PROMPT » Wherever the string "Neutrino" shows up in the data below, copy the whole line.
BEGIN ENTRIES SHOWN
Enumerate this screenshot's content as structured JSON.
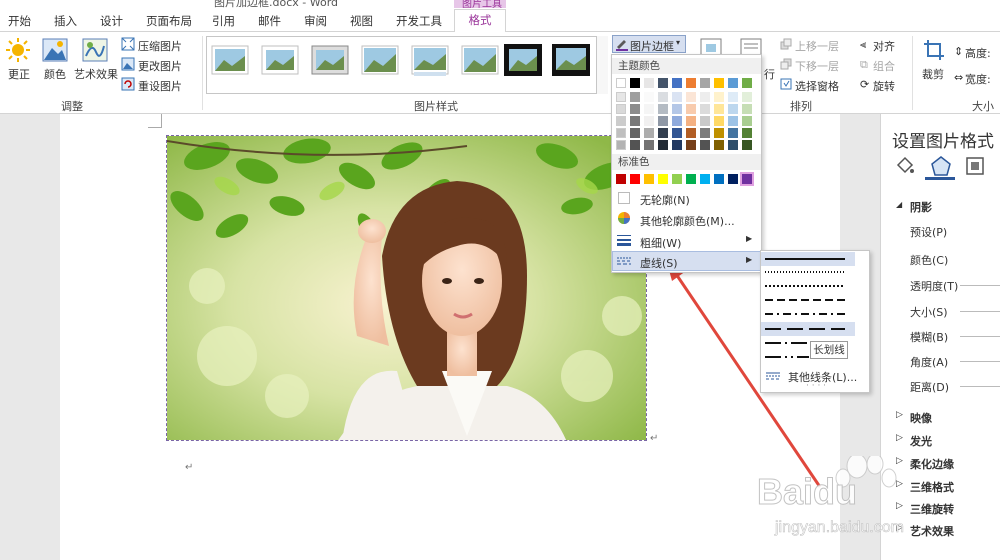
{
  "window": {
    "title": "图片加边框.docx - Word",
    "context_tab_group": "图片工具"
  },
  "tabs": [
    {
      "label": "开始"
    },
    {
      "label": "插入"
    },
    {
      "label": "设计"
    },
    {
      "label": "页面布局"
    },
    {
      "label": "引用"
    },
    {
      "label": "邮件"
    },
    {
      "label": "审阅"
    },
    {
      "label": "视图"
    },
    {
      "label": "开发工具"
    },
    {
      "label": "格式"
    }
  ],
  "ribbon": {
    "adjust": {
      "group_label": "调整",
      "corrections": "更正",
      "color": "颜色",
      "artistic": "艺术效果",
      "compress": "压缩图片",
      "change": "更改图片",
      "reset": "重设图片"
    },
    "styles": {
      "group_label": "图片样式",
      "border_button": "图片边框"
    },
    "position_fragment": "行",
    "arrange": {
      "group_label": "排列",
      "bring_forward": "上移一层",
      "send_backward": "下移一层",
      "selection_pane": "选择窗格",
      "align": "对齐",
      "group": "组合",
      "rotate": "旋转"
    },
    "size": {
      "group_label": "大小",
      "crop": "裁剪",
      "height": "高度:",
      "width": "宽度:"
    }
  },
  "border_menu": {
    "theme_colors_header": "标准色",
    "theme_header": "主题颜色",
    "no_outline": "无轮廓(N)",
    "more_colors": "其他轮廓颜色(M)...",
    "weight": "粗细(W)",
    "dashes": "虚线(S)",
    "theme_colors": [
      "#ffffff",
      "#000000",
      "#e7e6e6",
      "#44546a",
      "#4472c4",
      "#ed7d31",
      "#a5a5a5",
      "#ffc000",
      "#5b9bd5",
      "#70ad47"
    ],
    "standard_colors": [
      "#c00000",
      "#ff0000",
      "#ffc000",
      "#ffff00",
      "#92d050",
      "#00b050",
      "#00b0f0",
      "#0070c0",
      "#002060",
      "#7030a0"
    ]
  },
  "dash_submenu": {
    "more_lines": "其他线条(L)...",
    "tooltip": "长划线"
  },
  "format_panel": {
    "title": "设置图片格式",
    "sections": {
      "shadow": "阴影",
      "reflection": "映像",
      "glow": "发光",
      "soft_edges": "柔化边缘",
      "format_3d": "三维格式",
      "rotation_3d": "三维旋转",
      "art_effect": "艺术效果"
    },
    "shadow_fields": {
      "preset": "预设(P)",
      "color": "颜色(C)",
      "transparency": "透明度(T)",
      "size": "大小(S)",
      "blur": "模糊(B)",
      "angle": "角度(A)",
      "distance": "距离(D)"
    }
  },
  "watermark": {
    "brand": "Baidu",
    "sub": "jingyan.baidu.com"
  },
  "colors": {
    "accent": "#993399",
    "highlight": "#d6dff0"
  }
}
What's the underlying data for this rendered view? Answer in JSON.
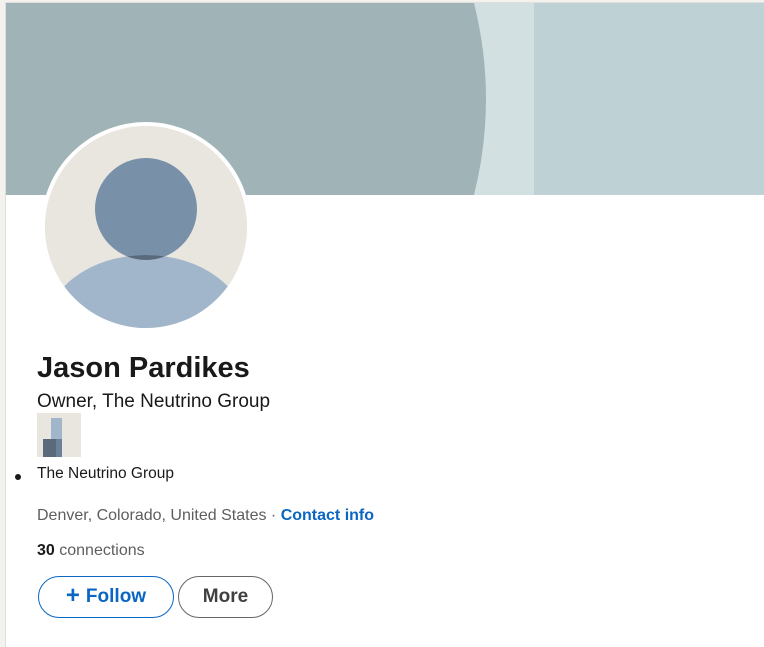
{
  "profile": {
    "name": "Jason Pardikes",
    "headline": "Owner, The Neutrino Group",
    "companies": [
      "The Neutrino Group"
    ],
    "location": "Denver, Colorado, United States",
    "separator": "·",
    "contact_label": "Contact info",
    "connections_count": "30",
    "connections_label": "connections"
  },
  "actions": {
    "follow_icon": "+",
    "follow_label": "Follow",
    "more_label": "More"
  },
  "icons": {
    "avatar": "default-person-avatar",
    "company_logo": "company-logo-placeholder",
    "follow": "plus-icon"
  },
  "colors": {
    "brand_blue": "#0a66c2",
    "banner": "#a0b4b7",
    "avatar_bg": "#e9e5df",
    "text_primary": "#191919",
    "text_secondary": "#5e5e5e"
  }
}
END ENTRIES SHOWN
ANSWER »
    "headline": "Owner, The Neutrino Group",
      "The Neutrino Group"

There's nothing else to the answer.